Struggling Harsh Immortals 4 æ­» Death LP (Relapse)
One can only appreciate the recent Relapse reissues of G.I.S.M. and Zouo, but I’m particularly pleased that it also led to them releasing the sophomore album from Japan’s Struggling Harsh Immortals (aka S.H.I.). Featuring Cherry Nishida from Zouo (as well as other personnel from Zouo and Outo), S.H.I. refuse to pussyfoot on 4 æ­» Death. Pure hard-chugging industrial-metal relentlessness! I love L.O.T.I.O.N., and consider them to be the real deal when it comes to modern industrial-punk, but I wouldn’t blame them if they quietly sneaked out the back door when S.H.I. entered the room. Their music fuses modern WWE entrance themes with the moves of Ministry, Motörhead and Tetsu Arrey, the sound of a thousand motorcycles storming into Hell and whipping Satan’s pointy little tail. Live drums add the traditional hardcore-thrash power, but tracks like “Theme 2”, which favor piercing noise and electronic percussion, truly give the album the doomed techno-apocalypse vibe that I’m quite frankly living for these days. I’m completely behind the abolition of the police with one exception: the members of S.H.I. granted full punitive authority, armed with swords and allowed to wander the earth doling out justice as they see fit.

Fletcher Tucker Unlit Trail LP (Adagio830)

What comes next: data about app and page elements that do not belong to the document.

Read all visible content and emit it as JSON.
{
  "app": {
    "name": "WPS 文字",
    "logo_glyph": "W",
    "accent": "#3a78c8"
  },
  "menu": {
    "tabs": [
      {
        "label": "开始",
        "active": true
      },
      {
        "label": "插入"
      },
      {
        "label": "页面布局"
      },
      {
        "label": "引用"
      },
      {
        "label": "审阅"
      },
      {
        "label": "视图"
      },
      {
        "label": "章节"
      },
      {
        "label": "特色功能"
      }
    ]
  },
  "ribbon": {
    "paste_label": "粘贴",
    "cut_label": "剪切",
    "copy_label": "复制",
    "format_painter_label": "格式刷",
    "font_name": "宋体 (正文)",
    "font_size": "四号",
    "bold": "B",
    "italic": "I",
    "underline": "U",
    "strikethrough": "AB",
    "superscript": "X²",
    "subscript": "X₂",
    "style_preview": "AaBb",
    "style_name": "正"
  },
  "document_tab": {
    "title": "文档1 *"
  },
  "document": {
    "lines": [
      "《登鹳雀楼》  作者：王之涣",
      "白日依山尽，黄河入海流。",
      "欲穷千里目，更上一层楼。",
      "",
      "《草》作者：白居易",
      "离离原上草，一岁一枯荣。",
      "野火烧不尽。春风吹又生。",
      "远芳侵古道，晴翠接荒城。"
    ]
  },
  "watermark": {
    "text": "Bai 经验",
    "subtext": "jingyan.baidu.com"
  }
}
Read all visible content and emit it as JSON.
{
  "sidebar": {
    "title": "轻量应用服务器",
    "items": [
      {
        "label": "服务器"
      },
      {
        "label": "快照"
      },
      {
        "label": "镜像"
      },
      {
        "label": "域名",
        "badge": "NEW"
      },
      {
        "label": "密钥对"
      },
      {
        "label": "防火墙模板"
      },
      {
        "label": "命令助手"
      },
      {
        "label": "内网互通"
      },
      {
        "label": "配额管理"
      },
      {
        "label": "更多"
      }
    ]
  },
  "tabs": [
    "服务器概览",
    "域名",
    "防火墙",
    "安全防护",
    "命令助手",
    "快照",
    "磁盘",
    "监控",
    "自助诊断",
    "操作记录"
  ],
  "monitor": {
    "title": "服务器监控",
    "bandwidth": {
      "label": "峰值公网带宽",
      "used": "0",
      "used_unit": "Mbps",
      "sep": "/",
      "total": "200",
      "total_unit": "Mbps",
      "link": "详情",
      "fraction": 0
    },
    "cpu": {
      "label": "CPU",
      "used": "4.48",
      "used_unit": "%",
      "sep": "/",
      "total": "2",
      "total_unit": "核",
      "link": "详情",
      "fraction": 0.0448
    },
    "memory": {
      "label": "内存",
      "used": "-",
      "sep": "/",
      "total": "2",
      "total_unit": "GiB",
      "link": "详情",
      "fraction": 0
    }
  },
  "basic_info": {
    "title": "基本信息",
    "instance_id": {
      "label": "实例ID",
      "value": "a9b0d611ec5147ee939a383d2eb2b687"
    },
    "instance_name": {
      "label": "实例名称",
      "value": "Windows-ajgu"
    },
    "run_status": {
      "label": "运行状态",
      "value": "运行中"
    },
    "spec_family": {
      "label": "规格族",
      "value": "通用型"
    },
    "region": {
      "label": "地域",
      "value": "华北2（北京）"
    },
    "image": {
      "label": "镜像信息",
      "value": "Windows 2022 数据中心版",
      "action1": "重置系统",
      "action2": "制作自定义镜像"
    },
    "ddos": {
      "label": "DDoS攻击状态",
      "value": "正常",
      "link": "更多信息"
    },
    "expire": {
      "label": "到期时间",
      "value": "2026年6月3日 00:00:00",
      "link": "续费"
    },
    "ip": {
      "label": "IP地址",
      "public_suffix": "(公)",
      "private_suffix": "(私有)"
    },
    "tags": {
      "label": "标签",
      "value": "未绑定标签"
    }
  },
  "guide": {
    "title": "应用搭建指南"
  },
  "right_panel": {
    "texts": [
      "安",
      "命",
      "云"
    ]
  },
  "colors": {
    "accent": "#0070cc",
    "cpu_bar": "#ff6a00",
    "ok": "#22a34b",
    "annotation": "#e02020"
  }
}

The crackling embers of a dying fire give way to keyboard drones, which eventually recede far enough that a sullen acoustic guitar and hushed vocals might emerge from the shadows. Fletcher Tucker’s music is heavily indebted to this well-established aesthetic, clearly in the shadow of Godspeed You! Black Emperor, Six Organs Of Admittance, Mount Eerie and the like, offering vague yet eerie portents in a natural / spiritual sense. If there’s a centuries-old instrument capable of droning, it appears Tucker got his hands on it, from singing bowls to dulcimers to leaf rattles (yes, leaf rattles). It makes for what must surely be a fun practice or recording space, but Tucker more or less does exactly what one would think a person would do with these instruments, sounding exactly as one might assume them to sound. If dark-folk was a bigger part of my life, I’d probably get a little more mileage out of Unlit Trail, but my dilettante ears find it to be mostly a surface-level experience, with all the aesthetic parts in place but lacking in creativity. That said, I did a little research, and can confirm that Tucker is no poseur: the man is a dedicated naturalist, and an actual teacher of trail-craft as per his bio on the webpage for Esalen, the Big Sur educational institute / nature retreat of which he is a faculty member. Maybe I’m simply too far gone as a decades-long grease-stained city-dweller to sufficiently connect with the whispers of the pines and babbling of the brooks? I sure hope not.